Source records:
◆ ◆ ◆ ◆

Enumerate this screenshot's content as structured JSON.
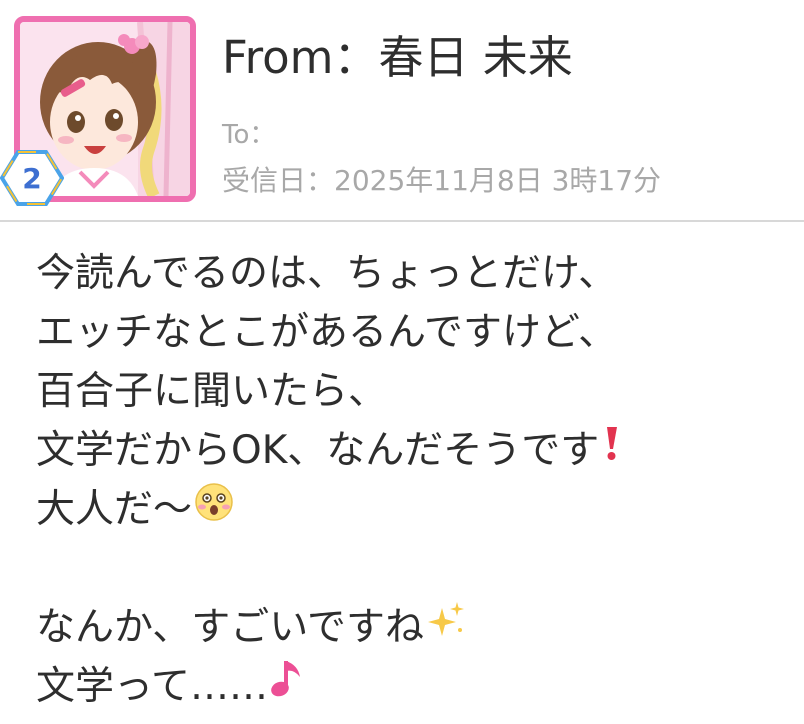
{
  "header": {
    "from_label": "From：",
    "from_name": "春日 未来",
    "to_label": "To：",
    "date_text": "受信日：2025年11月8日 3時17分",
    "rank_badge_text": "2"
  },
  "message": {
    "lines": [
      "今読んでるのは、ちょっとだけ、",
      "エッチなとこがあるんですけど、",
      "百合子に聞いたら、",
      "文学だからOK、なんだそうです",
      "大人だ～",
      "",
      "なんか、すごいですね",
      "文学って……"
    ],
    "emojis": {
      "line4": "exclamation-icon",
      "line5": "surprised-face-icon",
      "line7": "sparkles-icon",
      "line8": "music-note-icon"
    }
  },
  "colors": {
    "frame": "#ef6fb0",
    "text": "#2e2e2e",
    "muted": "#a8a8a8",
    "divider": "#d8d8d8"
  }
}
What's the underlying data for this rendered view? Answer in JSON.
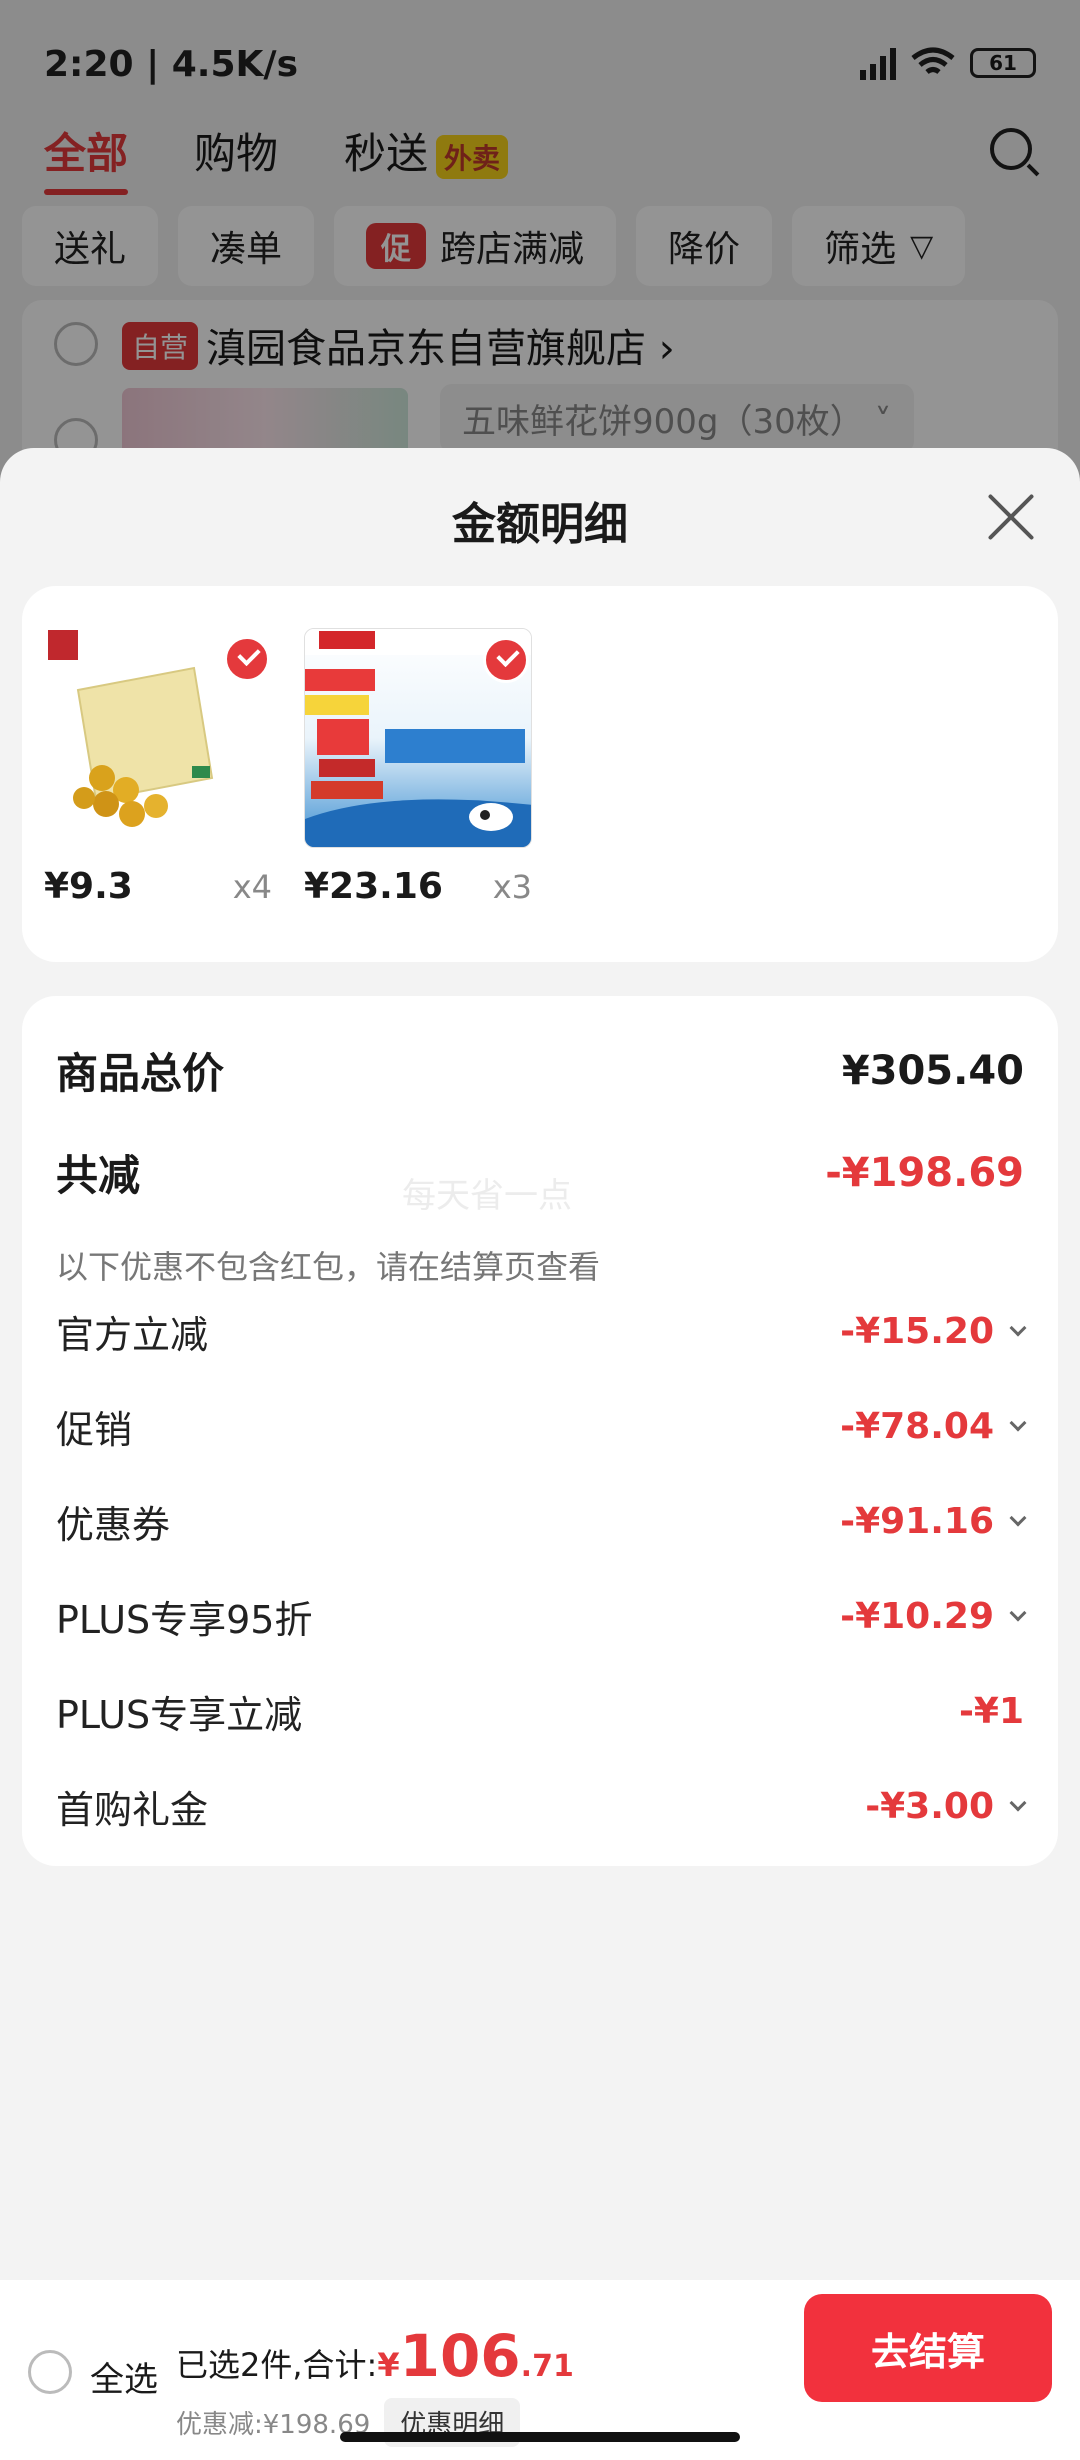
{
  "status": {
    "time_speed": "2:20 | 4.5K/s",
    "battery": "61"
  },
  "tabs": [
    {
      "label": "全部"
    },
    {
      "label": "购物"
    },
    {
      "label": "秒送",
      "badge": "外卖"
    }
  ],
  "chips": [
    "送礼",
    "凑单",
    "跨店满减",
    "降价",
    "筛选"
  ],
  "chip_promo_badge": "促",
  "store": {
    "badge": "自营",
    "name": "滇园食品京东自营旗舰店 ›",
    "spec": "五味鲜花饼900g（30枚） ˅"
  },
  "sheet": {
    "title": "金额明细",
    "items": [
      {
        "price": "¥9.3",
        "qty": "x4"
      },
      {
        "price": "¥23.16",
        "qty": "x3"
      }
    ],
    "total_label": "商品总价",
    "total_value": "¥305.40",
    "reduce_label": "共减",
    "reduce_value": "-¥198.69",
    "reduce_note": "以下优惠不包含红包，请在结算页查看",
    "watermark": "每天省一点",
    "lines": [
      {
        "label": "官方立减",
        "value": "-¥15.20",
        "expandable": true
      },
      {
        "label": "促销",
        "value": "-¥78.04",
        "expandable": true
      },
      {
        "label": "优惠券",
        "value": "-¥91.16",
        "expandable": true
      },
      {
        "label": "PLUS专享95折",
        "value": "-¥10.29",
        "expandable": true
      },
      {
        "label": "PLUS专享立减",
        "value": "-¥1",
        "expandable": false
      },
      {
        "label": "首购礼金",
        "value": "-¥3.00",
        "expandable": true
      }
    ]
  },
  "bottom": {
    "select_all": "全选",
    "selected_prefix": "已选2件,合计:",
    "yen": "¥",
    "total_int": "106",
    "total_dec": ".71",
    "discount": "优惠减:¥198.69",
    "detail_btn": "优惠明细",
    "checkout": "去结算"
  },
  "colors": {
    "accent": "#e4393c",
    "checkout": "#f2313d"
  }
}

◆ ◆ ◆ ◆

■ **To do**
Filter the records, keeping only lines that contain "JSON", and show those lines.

■ **Problem solution**
Enumerate this screenshot's content as structured JSON.
What's the underlying data for this rendered view? Answer in JSON.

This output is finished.